[EXERCISE OBJECTIVE] Please find every line in the entries below that contains the string "this", and copy it.

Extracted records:
# # #

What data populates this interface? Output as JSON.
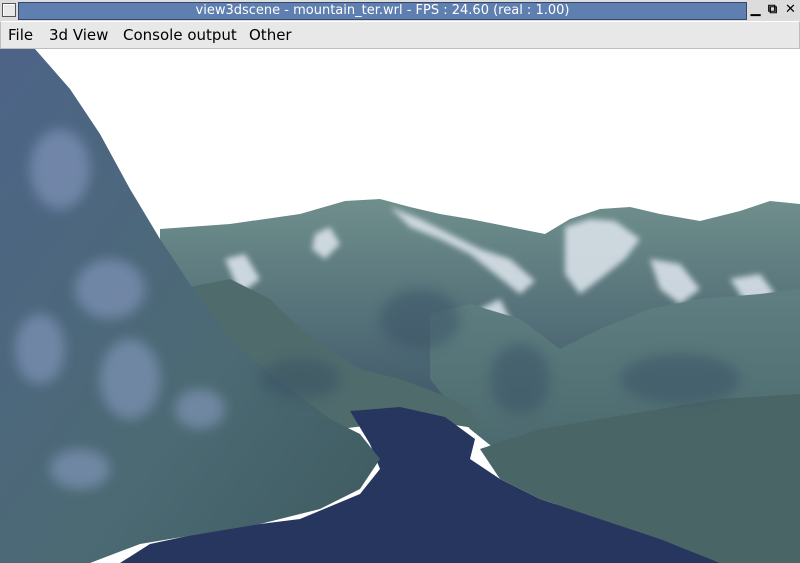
{
  "window": {
    "title": "view3dscene - mountain_ter.wrl - FPS : 24.60 (real : 1.00)",
    "minimize_glyph": "▁",
    "maximize_glyph": "⧉",
    "close_glyph": "✕"
  },
  "menubar": {
    "items": [
      "File",
      "3d View",
      "Console output",
      "Other"
    ]
  },
  "scene": {
    "description_icon": "3d-terrain-viewport",
    "colors": {
      "sky": "#ffffff",
      "mountain": "#4d6a73",
      "mountain_light": "#6f8f8c",
      "snow": "#dfe6ee",
      "shadow": "#344d63",
      "water": "#27365f"
    }
  }
}
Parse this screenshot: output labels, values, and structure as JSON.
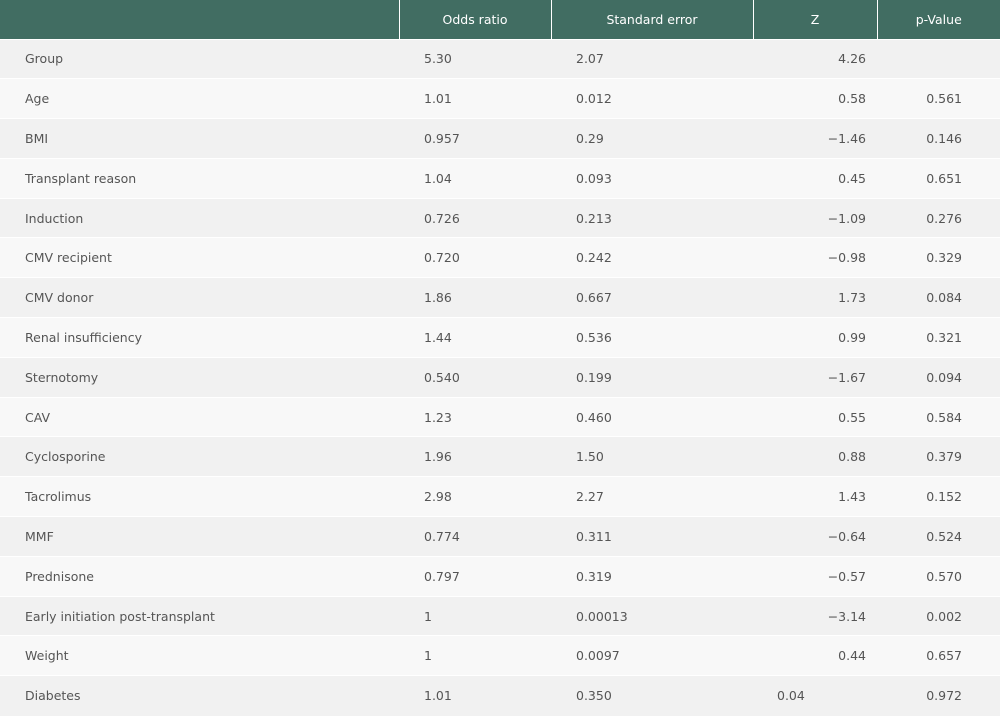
{
  "table": {
    "headers": {
      "variable": "",
      "odds_ratio": "Odds ratio",
      "standard_error": "Standard error",
      "z": "Z",
      "p_value": "p-Value"
    },
    "rows": [
      {
        "variable": "Group",
        "odds_ratio": "5.30",
        "standard_error": "2.07",
        "z": "4.26",
        "p_value": ""
      },
      {
        "variable": "Age",
        "odds_ratio": "1.01",
        "standard_error": "0.012",
        "z": "0.58",
        "p_value": "0.561"
      },
      {
        "variable": "BMI",
        "odds_ratio": "0.957",
        "standard_error": "0.29",
        "z": "−1.46",
        "p_value": "0.146"
      },
      {
        "variable": "Transplant reason",
        "odds_ratio": "1.04",
        "standard_error": "0.093",
        "z": "0.45",
        "p_value": "0.651"
      },
      {
        "variable": "Induction",
        "odds_ratio": "0.726",
        "standard_error": "0.213",
        "z": "−1.09",
        "p_value": "0.276"
      },
      {
        "variable": "CMV recipient",
        "odds_ratio": "0.720",
        "standard_error": "0.242",
        "z": "−0.98",
        "p_value": "0.329"
      },
      {
        "variable": "CMV donor",
        "odds_ratio": "1.86",
        "standard_error": "0.667",
        "z": "1.73",
        "p_value": "0.084"
      },
      {
        "variable": "Renal insufficiency",
        "odds_ratio": "1.44",
        "standard_error": "0.536",
        "z": "0.99",
        "p_value": "0.321"
      },
      {
        "variable": "Sternotomy",
        "odds_ratio": "0.540",
        "standard_error": "0.199",
        "z": "−1.67",
        "p_value": "0.094"
      },
      {
        "variable": "CAV",
        "odds_ratio": "1.23",
        "standard_error": "0.460",
        "z": "0.55",
        "p_value": "0.584"
      },
      {
        "variable": "Cyclosporine",
        "odds_ratio": "1.96",
        "standard_error": "1.50",
        "z": "0.88",
        "p_value": "0.379"
      },
      {
        "variable": "Tacrolimus",
        "odds_ratio": "2.98",
        "standard_error": "2.27",
        "z": "1.43",
        "p_value": "0.152"
      },
      {
        "variable": "MMF",
        "odds_ratio": "0.774",
        "standard_error": "0.311",
        "z": "−0.64",
        "p_value": "0.524"
      },
      {
        "variable": "Prednisone",
        "odds_ratio": "0.797",
        "standard_error": "0.319",
        "z": "−0.57",
        "p_value": "0.570"
      },
      {
        "variable": "Early initiation post-transplant",
        "odds_ratio": "1",
        "standard_error": "0.00013",
        "z": "−3.14",
        "p_value": "0.002"
      },
      {
        "variable": "Weight",
        "odds_ratio": "1",
        "standard_error": "0.0097",
        "z": "0.44",
        "p_value": "0.657"
      },
      {
        "variable": "Diabetes",
        "odds_ratio": "1.01",
        "standard_error": "0.350",
        "z": "0.04",
        "p_value": "0.972",
        "z_left_aligned": true
      }
    ]
  },
  "colors": {
    "header_bg": "#416d62",
    "header_text": "#ffffff",
    "row_odd": "#f1f1f1",
    "row_even": "#f8f8f8",
    "cell_text": "#555555"
  }
}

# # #

[EXERCISE ANSWER]
What data populates this interface? Output as JSON.
Parse this screenshot: output labels, values, and structure as JSON.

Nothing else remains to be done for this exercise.